:: Requirement ::
Reproduce each line below without any alteration.
[[ Records provided, beginning ]]
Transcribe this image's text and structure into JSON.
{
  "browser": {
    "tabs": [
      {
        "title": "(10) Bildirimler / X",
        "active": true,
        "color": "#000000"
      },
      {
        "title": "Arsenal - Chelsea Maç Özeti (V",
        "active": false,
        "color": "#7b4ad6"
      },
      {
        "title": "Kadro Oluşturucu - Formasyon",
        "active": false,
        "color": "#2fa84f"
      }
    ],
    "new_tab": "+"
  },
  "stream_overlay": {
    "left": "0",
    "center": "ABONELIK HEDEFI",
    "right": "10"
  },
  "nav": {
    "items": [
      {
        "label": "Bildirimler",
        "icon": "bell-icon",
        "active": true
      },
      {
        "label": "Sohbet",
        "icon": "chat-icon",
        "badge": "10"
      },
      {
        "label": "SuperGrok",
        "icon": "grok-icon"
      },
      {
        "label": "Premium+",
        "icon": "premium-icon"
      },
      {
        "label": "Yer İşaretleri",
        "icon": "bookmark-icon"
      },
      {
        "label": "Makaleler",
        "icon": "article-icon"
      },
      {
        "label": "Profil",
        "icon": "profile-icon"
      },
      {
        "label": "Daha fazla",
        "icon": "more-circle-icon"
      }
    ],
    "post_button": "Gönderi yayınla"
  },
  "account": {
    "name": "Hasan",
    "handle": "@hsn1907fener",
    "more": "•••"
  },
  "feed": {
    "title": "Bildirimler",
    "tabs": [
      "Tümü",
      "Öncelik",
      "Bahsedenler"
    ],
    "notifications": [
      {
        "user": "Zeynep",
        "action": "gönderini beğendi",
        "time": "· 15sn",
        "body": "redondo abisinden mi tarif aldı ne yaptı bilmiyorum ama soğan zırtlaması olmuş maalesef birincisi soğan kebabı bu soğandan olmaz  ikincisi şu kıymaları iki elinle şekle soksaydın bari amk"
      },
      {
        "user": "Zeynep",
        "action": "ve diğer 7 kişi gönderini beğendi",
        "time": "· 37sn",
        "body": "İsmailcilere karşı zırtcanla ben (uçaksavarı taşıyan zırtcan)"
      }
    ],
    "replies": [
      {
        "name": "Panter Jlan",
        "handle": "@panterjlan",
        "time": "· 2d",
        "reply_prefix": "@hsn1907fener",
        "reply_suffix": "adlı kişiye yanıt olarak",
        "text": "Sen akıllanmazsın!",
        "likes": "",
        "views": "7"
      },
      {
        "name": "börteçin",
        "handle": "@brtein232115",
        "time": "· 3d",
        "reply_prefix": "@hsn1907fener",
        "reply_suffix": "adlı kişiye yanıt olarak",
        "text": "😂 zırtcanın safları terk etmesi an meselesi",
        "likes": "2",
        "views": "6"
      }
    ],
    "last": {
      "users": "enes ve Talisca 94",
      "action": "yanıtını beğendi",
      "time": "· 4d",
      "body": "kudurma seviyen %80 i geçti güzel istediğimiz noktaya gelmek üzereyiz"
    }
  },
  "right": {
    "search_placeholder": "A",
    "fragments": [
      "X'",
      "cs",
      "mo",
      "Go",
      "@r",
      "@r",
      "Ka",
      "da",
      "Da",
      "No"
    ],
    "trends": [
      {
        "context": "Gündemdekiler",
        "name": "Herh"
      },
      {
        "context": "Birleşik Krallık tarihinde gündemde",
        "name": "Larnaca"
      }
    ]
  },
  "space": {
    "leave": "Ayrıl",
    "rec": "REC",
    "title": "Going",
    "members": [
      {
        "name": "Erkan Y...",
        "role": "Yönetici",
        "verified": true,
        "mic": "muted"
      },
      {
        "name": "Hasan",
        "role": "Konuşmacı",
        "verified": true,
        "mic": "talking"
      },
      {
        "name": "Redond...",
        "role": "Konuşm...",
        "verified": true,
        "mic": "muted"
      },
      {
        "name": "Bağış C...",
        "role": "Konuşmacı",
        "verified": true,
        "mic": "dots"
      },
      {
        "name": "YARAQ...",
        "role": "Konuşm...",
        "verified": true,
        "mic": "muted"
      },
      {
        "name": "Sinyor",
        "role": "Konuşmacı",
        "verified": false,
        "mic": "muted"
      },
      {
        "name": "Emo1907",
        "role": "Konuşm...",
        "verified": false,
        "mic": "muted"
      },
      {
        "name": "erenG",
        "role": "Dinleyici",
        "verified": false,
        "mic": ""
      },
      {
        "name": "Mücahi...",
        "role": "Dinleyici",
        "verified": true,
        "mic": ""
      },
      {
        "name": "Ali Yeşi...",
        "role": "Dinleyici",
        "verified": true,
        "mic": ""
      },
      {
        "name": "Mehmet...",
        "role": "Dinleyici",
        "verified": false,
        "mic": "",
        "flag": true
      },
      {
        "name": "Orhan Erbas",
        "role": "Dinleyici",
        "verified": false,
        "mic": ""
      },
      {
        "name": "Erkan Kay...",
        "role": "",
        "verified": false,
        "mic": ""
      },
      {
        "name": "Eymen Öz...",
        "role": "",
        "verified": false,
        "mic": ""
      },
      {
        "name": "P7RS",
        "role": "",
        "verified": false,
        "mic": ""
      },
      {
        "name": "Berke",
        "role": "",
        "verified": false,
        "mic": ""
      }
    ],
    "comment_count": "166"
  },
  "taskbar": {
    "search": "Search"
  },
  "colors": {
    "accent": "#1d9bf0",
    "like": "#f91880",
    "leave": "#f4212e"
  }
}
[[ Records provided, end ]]
:: Solved exercise ::
Transcribe this image's text and structure into JSON.
{
  "browser": {
    "tabs": [
      {
        "title": "(10) Bildirimler / X",
        "active": true,
        "color": "#000000"
      },
      {
        "title": "Arsenal - Chelsea Maç Özeti (V",
        "active": false,
        "color": "#7b4ad6"
      },
      {
        "title": "Kadro Oluşturucu - Formasyon",
        "active": false,
        "color": "#2fa84f"
      }
    ],
    "new_tab": "+"
  },
  "stream_overlay": {
    "left": "0",
    "center": "ABONELIK HEDEFI",
    "right": "10"
  },
  "nav": {
    "items": [
      {
        "label": "Bildirimler",
        "icon": "bell-icon",
        "active": true
      },
      {
        "label": "Sohbet",
        "icon": "chat-icon",
        "badge": "10"
      },
      {
        "label": "SuperGrok",
        "icon": "grok-icon"
      },
      {
        "label": "Premium+",
        "icon": "premium-icon"
      },
      {
        "label": "Yer İşaretleri",
        "icon": "bookmark-icon"
      },
      {
        "label": "Makaleler",
        "icon": "article-icon"
      },
      {
        "label": "Profil",
        "icon": "profile-icon"
      },
      {
        "label": "Daha fazla",
        "icon": "more-circle-icon"
      }
    ],
    "post_button": "Gönderi yayınla"
  },
  "account": {
    "name": "Hasan",
    "handle": "@hsn1907fener",
    "more": "•••"
  },
  "feed": {
    "title": "Bildirimler",
    "tabs": [
      "Tümü",
      "Öncelik",
      "Bahsedenler"
    ],
    "notifications": [
      {
        "user": "Zeynep",
        "action": "gönderini beğendi",
        "time": "· 15sn",
        "body": "redondo abisinden mi tarif aldı ne yaptı bilmiyorum ama soğan zırtlaması olmuş maalesef birincisi soğan kebabı bu soğandan olmaz  ikincisi şu kıymaları iki elinle şekle soksaydın bari amk"
      },
      {
        "user": "Zeynep",
        "action": "ve diğer 7 kişi gönderini beğendi",
        "time": "· 37sn",
        "body": "İsmailcilere karşı zırtcanla ben (uçaksavarı taşıyan zırtcan)"
      }
    ],
    "replies": [
      {
        "name": "Panter Jlan",
        "handle": "@panterjlan",
        "time": "· 2d",
        "reply_prefix": "@hsn1907fener",
        "reply_suffix": "adlı kişiye yanıt olarak",
        "text": "Sen akıllanmazsın!",
        "likes": "",
        "views": "7"
      },
      {
        "name": "börteçin",
        "handle": "@brtein232115",
        "time": "· 3d",
        "reply_prefix": "@hsn1907fener",
        "reply_suffix": "adlı kişiye yanıt olarak",
        "text": "😂 zırtcanın safları terk etmesi an meselesi",
        "likes": "2",
        "views": "6"
      }
    ],
    "last": {
      "users": "enes ve Talisca 94",
      "action": "yanıtını beğendi",
      "time": "· 4d",
      "body": "kudurma seviyen %80 i geçti güzel istediğimiz noktaya gelmek üzereyiz"
    }
  },
  "right": {
    "search_placeholder": "A",
    "fragments": [
      "X'",
      "cs",
      "mo",
      "Go",
      "@r",
      "@r",
      "Ka",
      "da",
      "Da",
      "No"
    ],
    "trends": [
      {
        "context": "Gündemdekiler",
        "name": "Herh"
      },
      {
        "context": "Birleşik Krallık tarihinde gündemde",
        "name": "Larnaca"
      }
    ]
  },
  "space": {
    "leave": "Ayrıl",
    "rec": "REC",
    "title": "Going",
    "members": [
      {
        "name": "Erkan Y...",
        "role": "Yönetici",
        "verified": true,
        "mic": "muted"
      },
      {
        "name": "Hasan",
        "role": "Konuşmacı",
        "verified": true,
        "mic": "talking"
      },
      {
        "name": "Redond...",
        "role": "Konuşm...",
        "verified": true,
        "mic": "muted"
      },
      {
        "name": "Bağış C...",
        "role": "Konuşmacı",
        "verified": true,
        "mic": "dots"
      },
      {
        "name": "YARAQ...",
        "role": "Konuşm...",
        "verified": true,
        "mic": "muted"
      },
      {
        "name": "Sinyor",
        "role": "Konuşmacı",
        "verified": false,
        "mic": "muted"
      },
      {
        "name": "Emo1907",
        "role": "Konuşm...",
        "verified": false,
        "mic": "muted"
      },
      {
        "name": "erenG",
        "role": "Dinleyici",
        "verified": false,
        "mic": ""
      },
      {
        "name": "Mücahi...",
        "role": "Dinleyici",
        "verified": true,
        "mic": ""
      },
      {
        "name": "Ali Yeşi...",
        "role": "Dinleyici",
        "verified": true,
        "mic": ""
      },
      {
        "name": "Mehmet...",
        "role": "Dinleyici",
        "verified": false,
        "mic": "",
        "flag": true
      },
      {
        "name": "Orhan Erbas",
        "role": "Dinleyici",
        "verified": false,
        "mic": ""
      },
      {
        "name": "Erkan Kay...",
        "role": "",
        "verified": false,
        "mic": ""
      },
      {
        "name": "Eymen Öz...",
        "role": "",
        "verified": false,
        "mic": ""
      },
      {
        "name": "P7RS",
        "role": "",
        "verified": false,
        "mic": ""
      },
      {
        "name": "Berke",
        "role": "",
        "verified": false,
        "mic": ""
      }
    ],
    "comment_count": "166"
  },
  "taskbar": {
    "search": "Search"
  },
  "colors": {
    "accent": "#1d9bf0",
    "like": "#f91880",
    "leave": "#f4212e"
  }
}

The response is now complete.